If you have a "bump feed"-type string trimmer, and your string is beginning to wear down, simply hold the trimmer to the ground, running it at full speed. Allow the string to hit the ground, and it will extend the new string.

Be careful when cutting around trees. If the string slices through the bark, it could kill the tree. The bark of a tree is what protects the channels carrying water to various parts of the tree. Destroy the bark and you could destroy the tree.

How To Restring Your Trimmer

Easier than it seems

Switch off your trimmer and remove the spool from the head. Cut an 8-foot piece of string. Thread the string through the hole in the spool and pull the ends even. Wind the string in the direction of the arrow that is on the head of the spool.

Fasten the ends into the notches that should be at the edge of the spool.

Put the spool back on the head, cut make sure that you thread the ends through the holes on the spinning head. If you have a self-winding head, just feed the string through the spool then rotate the head to wind it up.

Keep in mind that there are different types of trimmers out there. Be sure to read the instruction manual in case there are any special requirements, since each brand is different.

Conclusion

Putting it all together

Always make sure that you keep your safety in check and the safety of others when you’re using the string trimmer. Be careful not to hit the cable if you’re using an electric trimmer and clear the area before you start using the string trimmer.

Using a string trimmer is easy, all you have do is get the hang of it. Once you have mastered the various techniques, you will have the neatest yard around.

Did you like this article?
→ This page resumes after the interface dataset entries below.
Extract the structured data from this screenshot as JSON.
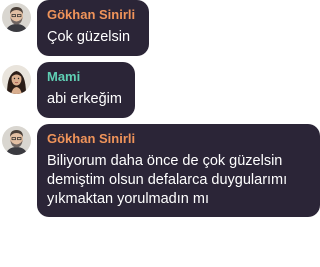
{
  "colors": {
    "bubble": "#2b2537",
    "sender_orange": "#f0945a",
    "sender_teal": "#5fcfb4",
    "message_text": "#ffffff"
  },
  "messages": [
    {
      "sender": "Gökhan Sinirli",
      "sender_color": "#f0945a",
      "avatar": "bearded-man-avatar",
      "text": "Çok güzelsin"
    },
    {
      "sender": "Mami",
      "sender_color": "#5fcfb4",
      "avatar": "woman-avatar",
      "text": "abi erkeğim"
    },
    {
      "sender": "Gökhan Sinirli",
      "sender_color": "#f0945a",
      "avatar": "bearded-man-avatar",
      "text": "Biliyorum daha önce de çok güzelsin\ndemiştim olsun defalarca duygularımı\nyıkmaktan yorulmadın mı"
    }
  ]
}
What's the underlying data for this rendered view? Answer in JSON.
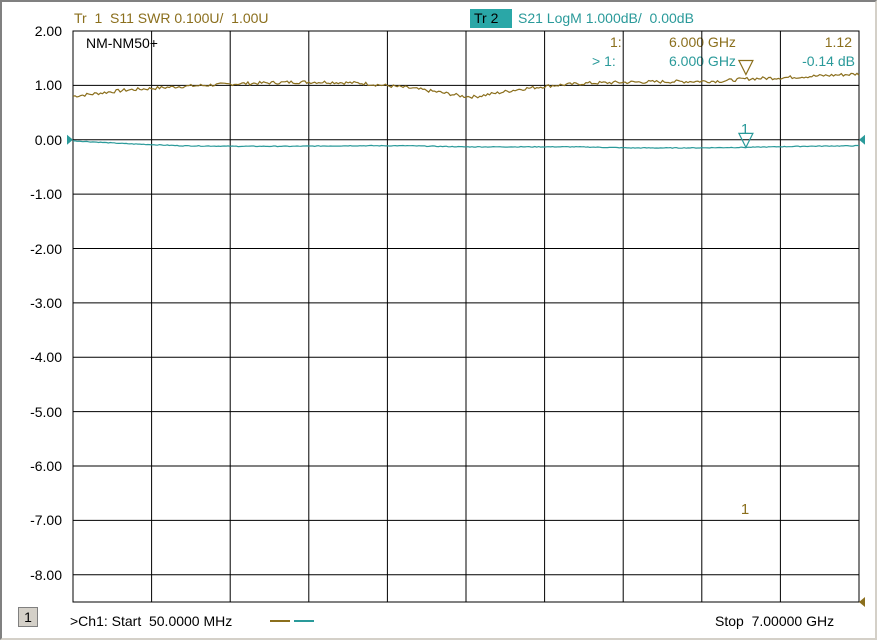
{
  "chart_data": {
    "type": "line",
    "title": "",
    "xlabel": "",
    "ylabel": "",
    "xlim": [
      0.05,
      7.0
    ],
    "ylim": [
      -8.5,
      2.0
    ],
    "yticks": [
      "2.00",
      "1.00",
      "0.00",
      "-1.00",
      "-2.00",
      "-3.00",
      "-4.00",
      "-5.00",
      "-6.00",
      "-7.00",
      "-8.00"
    ],
    "grid": true,
    "legend": "none",
    "series": [
      {
        "name": "S11 SWR",
        "color": "#8b6f1d",
        "scale": "grid 0.00 = 1.00 U, 0.100 U per division",
        "x": [
          0.05,
          0.5,
          1.0,
          1.5,
          2.0,
          2.3,
          2.6,
          3.0,
          3.3,
          3.5,
          3.6,
          3.8,
          4.0,
          4.3,
          4.6,
          5.0,
          5.4,
          5.8,
          6.0,
          6.3,
          6.6,
          7.0
        ],
        "values": [
          1.08,
          1.091,
          1.098,
          1.103,
          1.106,
          1.106,
          1.104,
          1.096,
          1.087,
          1.08,
          1.079,
          1.086,
          1.093,
          1.1,
          1.104,
          1.106,
          1.107,
          1.108,
          1.112,
          1.114,
          1.117,
          1.121
        ]
      },
      {
        "name": "S21 LogM",
        "color": "#2a9a9a",
        "scale": "grid 0.00 = 0.00 dB, 1.000 dB per division",
        "x": [
          0.05,
          0.5,
          1.0,
          1.5,
          2.0,
          2.5,
          3.0,
          3.5,
          4.0,
          4.5,
          5.0,
          5.5,
          6.0,
          6.5,
          7.0
        ],
        "values": [
          -0.02,
          -0.07,
          -0.11,
          -0.12,
          -0.12,
          -0.11,
          -0.11,
          -0.13,
          -0.13,
          -0.13,
          -0.15,
          -0.15,
          -0.14,
          -0.12,
          -0.11
        ]
      }
    ],
    "markers": [
      {
        "label": "1",
        "trace": 1,
        "x": 6.0,
        "y": 1.12
      },
      {
        "label": "1",
        "trace": 2,
        "x": 6.0,
        "y": -0.14
      }
    ]
  },
  "header": {
    "tr1_label": "Tr  1  S11 SWR 0.100U/  1.00U",
    "tr2_tag": "Tr  2",
    "tr2_label": "S21 LogM 1.000dB/  0.00dB"
  },
  "marker_readout": {
    "row1_id": "1:",
    "row1_freq": "6.000 GHz",
    "row1_value": "1.12",
    "row2_id": "> 1:",
    "row2_freq": "6.000 GHz",
    "row2_value": "-0.14 dB"
  },
  "annotation": "NM-NM50+",
  "marker_labels": {
    "tr1": "1",
    "tr2": "1"
  },
  "footer": {
    "channel_box": "1",
    "start": ">Ch1: Start  50.0000 MHz",
    "stop": "Stop  7.00000 GHz"
  },
  "colors": {
    "trace1": "#8b6f1d",
    "trace2": "#2a9a9a",
    "grid": "#000000"
  }
}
Rate it here:

Click Here to Leave a Comment Below 0 comments

Leave a Reply: